*** Begin section ***
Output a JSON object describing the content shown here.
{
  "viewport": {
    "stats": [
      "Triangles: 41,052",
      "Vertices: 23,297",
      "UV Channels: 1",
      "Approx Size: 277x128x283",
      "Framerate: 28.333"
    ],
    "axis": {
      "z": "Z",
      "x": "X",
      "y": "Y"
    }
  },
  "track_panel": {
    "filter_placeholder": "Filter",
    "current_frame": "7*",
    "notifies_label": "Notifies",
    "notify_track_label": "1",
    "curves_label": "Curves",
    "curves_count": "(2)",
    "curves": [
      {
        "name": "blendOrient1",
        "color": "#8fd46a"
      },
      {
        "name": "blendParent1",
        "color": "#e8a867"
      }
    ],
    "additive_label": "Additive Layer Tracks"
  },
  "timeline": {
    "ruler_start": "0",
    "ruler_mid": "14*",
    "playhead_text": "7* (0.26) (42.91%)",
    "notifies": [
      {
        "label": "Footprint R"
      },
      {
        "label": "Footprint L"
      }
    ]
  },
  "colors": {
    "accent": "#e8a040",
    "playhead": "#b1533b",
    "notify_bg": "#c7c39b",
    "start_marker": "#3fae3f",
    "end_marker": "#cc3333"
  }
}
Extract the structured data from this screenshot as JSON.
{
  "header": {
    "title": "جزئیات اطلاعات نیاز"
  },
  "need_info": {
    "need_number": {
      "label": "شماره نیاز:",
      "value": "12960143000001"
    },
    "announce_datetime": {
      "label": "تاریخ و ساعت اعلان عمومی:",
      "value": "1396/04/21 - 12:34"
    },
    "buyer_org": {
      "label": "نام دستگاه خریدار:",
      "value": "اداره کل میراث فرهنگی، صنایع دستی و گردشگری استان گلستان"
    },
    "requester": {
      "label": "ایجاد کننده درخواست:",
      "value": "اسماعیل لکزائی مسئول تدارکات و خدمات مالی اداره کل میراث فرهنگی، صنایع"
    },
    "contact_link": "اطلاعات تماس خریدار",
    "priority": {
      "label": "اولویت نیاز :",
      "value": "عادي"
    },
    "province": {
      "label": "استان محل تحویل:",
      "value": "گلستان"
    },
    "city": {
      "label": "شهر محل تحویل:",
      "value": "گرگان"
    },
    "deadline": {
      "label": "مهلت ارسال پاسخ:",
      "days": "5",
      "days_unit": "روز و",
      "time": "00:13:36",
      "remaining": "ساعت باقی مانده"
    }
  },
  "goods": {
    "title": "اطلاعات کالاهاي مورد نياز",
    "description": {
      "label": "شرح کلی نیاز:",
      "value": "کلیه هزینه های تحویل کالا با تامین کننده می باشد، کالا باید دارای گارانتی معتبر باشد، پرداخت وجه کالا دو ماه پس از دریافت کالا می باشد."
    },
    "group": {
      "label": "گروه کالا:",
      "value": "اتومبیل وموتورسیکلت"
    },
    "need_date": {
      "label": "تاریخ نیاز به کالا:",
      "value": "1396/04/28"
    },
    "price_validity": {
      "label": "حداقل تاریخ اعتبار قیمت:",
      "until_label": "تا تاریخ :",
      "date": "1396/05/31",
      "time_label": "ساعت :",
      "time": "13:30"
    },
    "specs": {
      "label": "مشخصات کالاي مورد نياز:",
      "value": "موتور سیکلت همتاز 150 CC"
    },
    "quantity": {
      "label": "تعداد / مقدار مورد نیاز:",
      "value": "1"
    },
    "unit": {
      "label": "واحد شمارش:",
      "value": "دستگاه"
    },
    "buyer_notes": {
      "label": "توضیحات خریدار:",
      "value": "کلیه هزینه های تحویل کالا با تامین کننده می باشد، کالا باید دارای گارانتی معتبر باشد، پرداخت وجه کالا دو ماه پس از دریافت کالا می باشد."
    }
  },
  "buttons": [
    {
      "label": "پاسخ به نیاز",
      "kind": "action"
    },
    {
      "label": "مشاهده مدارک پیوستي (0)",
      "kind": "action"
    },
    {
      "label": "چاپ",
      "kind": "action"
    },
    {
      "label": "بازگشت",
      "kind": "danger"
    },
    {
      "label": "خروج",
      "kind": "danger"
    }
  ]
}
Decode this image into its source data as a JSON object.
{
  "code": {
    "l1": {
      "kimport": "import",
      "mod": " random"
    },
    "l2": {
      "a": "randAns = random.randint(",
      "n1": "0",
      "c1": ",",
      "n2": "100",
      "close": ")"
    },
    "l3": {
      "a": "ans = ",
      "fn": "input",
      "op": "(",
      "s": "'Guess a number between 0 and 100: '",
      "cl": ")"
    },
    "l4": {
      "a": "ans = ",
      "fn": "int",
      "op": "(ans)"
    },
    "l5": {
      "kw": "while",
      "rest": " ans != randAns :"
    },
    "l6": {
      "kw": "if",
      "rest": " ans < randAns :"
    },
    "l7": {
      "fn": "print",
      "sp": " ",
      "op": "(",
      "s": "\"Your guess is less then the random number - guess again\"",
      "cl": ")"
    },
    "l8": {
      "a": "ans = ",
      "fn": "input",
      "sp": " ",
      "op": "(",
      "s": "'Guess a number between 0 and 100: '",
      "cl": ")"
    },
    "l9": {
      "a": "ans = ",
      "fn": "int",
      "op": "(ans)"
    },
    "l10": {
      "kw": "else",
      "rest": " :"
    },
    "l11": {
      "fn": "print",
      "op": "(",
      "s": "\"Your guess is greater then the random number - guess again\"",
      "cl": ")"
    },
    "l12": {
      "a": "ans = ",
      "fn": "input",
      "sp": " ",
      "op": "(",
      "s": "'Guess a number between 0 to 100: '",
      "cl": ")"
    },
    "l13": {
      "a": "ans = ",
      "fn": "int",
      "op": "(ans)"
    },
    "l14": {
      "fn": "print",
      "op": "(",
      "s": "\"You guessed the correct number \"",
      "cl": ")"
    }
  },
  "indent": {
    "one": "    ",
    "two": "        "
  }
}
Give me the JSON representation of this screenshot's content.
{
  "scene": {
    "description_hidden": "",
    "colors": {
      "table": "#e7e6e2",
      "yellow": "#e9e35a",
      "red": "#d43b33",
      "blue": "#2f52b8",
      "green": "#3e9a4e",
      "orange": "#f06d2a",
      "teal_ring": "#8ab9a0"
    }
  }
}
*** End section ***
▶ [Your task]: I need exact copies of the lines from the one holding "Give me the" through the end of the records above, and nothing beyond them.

▶ [Your solution]:
Give me the JSON representation of this screenshot's content.
{
  "scene": {
    "description_hidden": "",
    "colors": {
      "table": "#e7e6e2",
      "yellow": "#e9e35a",
      "red": "#d43b33",
      "blue": "#2f52b8",
      "green": "#3e9a4e",
      "orange": "#f06d2a",
      "teal_ring": "#8ab9a0"
    }
  }
}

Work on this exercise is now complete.